The Risks of Winning the Lottery

A lottery is a form of gambling in which a random drawing determines winners. People pay a small sum of money for the chance to win a large prize. It is common for governments to run lotteries in order to raise funds for public projects, and it is also a popular way for private companies to promote their products. Many people enjoy playing the lottery, but there are several risks associated with it.

The term lottery refers to any competition where a prize is awarded to the winner of a random draw, whether or not there are additional stages that require skill. This definition includes games such as keno, which are often considered lotteries even though they are skill-based games. The word “lottery” is derived from Middle Dutch loterie, which means “action of drawing lots.” The first recorded use of this word was in the 15th century.

A lottery has three distinct elements: a pool of tickets, a process for selecting winning numbers or symbols, and a mechanism for collecting stakes. The pool of tickets may be a physical collection of paper slips, or it may be a computer file that contains information about all of the bets placed on the game. In either case, the pool must be thoroughly mixed by some mechanical means, such as shaking or tossing, to ensure that chance alone determines the selection of winners.

Some people play the lottery regularly, and for some it is an important part of their lives. In one survey, 17 percent of adults said they played the lottery at least once a week. High school educated, middle-aged men were the most frequent players. These players viewed the lottery as an opportunity to gain entertainment and non-monetary value. Their purchase of a ticket was a rational decision for them, because the anticipated utility outweighed the disutility of a monetary loss.

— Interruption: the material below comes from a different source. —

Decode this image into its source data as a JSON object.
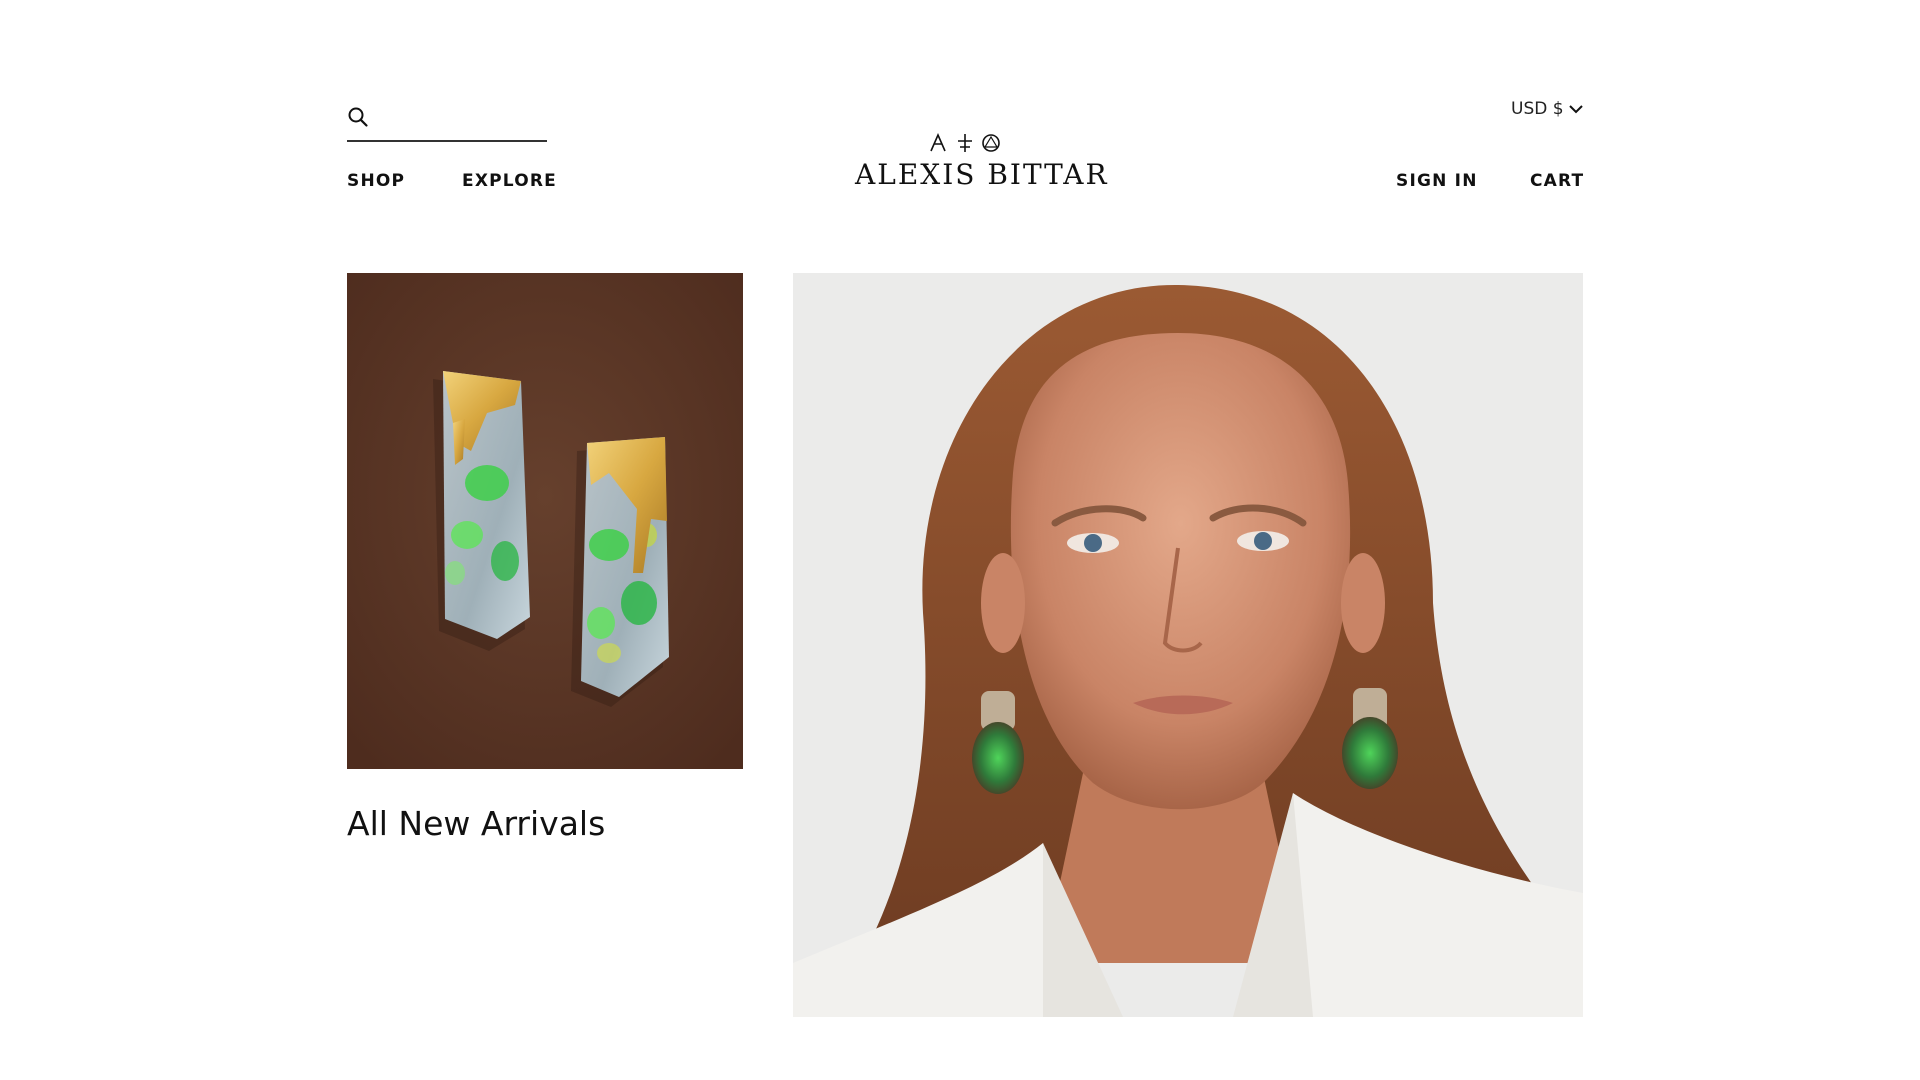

People dream about what they would do if they won the lottery. Some dream of luxury cars, vacations, or homes. Others think about paying off their mortgages or student loans. Whatever the fantasy, the fact is that winning the lottery can have a negative impact on an individual’s life if they are not careful.

There are numerous factors that can influence an individual’s likelihood of winning the lottery, such as their age, education level, and family background. However, there are some things that anyone can do to increase their chances of winning. These include buying more tickets, purchasing multiple tickets at a time, and choosing numbers that are not frequently used. These strategies can help increase a person’s odds of winning, so they should be considered when planning their lottery strategy.

The most obvious way to increase your chances of winning the lottery is by playing more frequently. This can be accomplished by purchasing multiple tickets or joining a lottery group. You should also avoid playing the same numbers over and over, as this can lower your chances of winning. Instead, try choosing numbers that are not close together and choose a variety of digits. This will improve your odds of hitting the jackpot and decrease your risk of sharing your winnings with other players.